Transcription J OSCELYN185
troubled. She could see that Walter's trouble was of the brain, the
thought, not of the mere body. That seemed without ailment, for,
though less vigorous than formerly, and somewhat thinner, his con-
valescence, from his recent attack, might be considered complete.
It was then a trouble of the mind, and its growth was of the last
few hours, and these had been spent mostly with Angelica, and the
inference was a reasonable one, that it had its birth in some communi-
cation which Angelica had made to him.
What could be the nature of that communication, which could pro-
duce so sudden and striking an effect?
Grace's logic brought her to this question; but there it was grav-
eled. That she could conjecture nothing beyond, increased the trou-
bles of her own thoughts. She knew the silliness of her sister; her
childish and thoughtless vanity; and the only conclusion which she
could reach was that Walter was becoming tired of the prattle of his
pretty puppet that she had somehow exposed herself and that his
gravity and uneasiness originated in his vexation at an engagement
from which he desired to be free.
This conclusion was matter of disquiet enough to the good sister,
who, whatever the follies of Angelica and they occasioned her con-
stant annoyances was yet her sister, the beautiful child whom they
had all so unwisely petted, because of her beauty. As the youngest,
too, she had been the nursling of Grace herself, as well as of the
Grace saw the two young people leave the house for their evening
ramble, with many misgivings. The uncertainties of her thoughts
for all these conjectures had passed through her brain without set-
tling, or taking definite feature were so many additional sources of
disquiet, that they could fix no where, for it never once occurred to
the poor girl that her sister could be so foolish, so wickedly foolish,
as to breathe to her lover a syllable of that most unfortunate passage
between herself and Stephen, in which she had been the sole offender.
Grace could only retire to the solitude of her chamber once more,
and lose, in her own heart-sorrows the anxieties which she felt for
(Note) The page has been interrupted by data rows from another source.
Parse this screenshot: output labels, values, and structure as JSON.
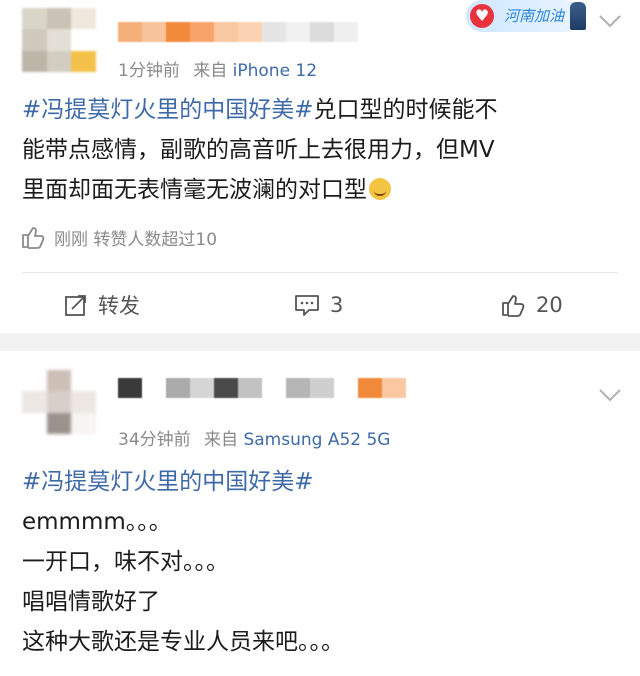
{
  "post1": {
    "time": "1分钟前",
    "from_label": "来自",
    "device": "iPhone 12",
    "badge": "河南加油",
    "topic": "#冯提莫灯火里的中国好美#",
    "text_line1": "兑口型的时候能不",
    "text_line2": "能带点感情，副歌的高音听上去很用力，但MV",
    "text_line3": "里面却面无表情毫无波澜的对口型",
    "likes_text": "刚刚 转赞人数超过10",
    "actions": {
      "repost": "转发",
      "comments": "3",
      "likes": "20"
    }
  },
  "post2": {
    "time": "34分钟前",
    "from_label": "来自",
    "device": "Samsung A52 5G",
    "topic": "#冯提莫灯火里的中国好美#",
    "lines": [
      "emmmm。。。",
      "一开口，味不对。。。",
      "唱唱情歌好了",
      "这种大歌还是专业人员来吧。。。"
    ]
  },
  "icons": [
    "chevron-down-icon",
    "thumb-up-icon",
    "repost-icon",
    "comment-icon",
    "emoji-icon",
    "heart-icon"
  ],
  "colors": {
    "topic_link": "#3f6aa8",
    "meta_gray": "#8a8a8a",
    "separator": "#f2f2f2",
    "badge_text": "#2d86e0"
  }
}
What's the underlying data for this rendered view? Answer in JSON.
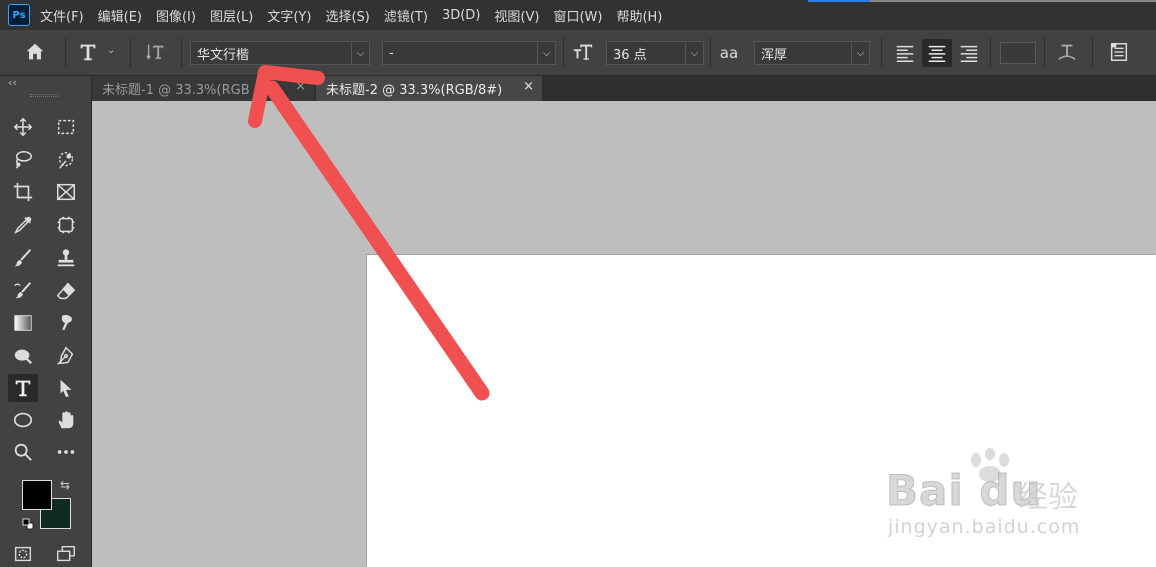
{
  "app": {
    "logo": "Ps"
  },
  "menu": {
    "items": [
      {
        "label": "文件(F)"
      },
      {
        "label": "编辑(E)"
      },
      {
        "label": "图像(I)"
      },
      {
        "label": "图层(L)"
      },
      {
        "label": "文字(Y)"
      },
      {
        "label": "选择(S)"
      },
      {
        "label": "滤镜(T)"
      },
      {
        "label": "3D(D)"
      },
      {
        "label": "视图(V)"
      },
      {
        "label": "窗口(W)"
      },
      {
        "label": "帮助(H)"
      }
    ]
  },
  "options": {
    "home_icon": "home-icon",
    "type_tool_icon": "type-tool-icon",
    "orientation_icon": "toggle-text-orientation-icon",
    "font_family": "华文行楷",
    "font_style": "-",
    "font_size_icon": "font-size-icon",
    "font_size": "36 点",
    "antialias_icon": "aa",
    "antialias": "浑厚",
    "align_left_icon": "align-left-icon",
    "align_center_icon": "align-center-icon",
    "align_right_icon": "align-right-icon",
    "warp_icon": "warp-text-icon",
    "panels_icon": "character-panel-icon",
    "text_color": "#3a3a3a"
  },
  "tabs": [
    {
      "label": "未标题-1 @ 33.3%(RGB",
      "close": "×",
      "active": false
    },
    {
      "label": "未标题-2 @ 33.3%(RGB/8#)",
      "close": "×",
      "active": true
    }
  ],
  "toolbar": {
    "collapse": "‹‹",
    "foreground_color": "#000000",
    "background_color": "#0f2a1f",
    "swap": "⇆"
  },
  "watermark": {
    "logo": "Bai du",
    "cn": "经验",
    "url": "jingyan.baidu.com"
  },
  "annotation": {
    "arrow_color": "#f05050"
  }
}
the two happy lovers. They ought to be happy, for had not the
course of true love run thus far smoothly? Alas ! even Grace could
understand how it is that thousands, give them all that they desire,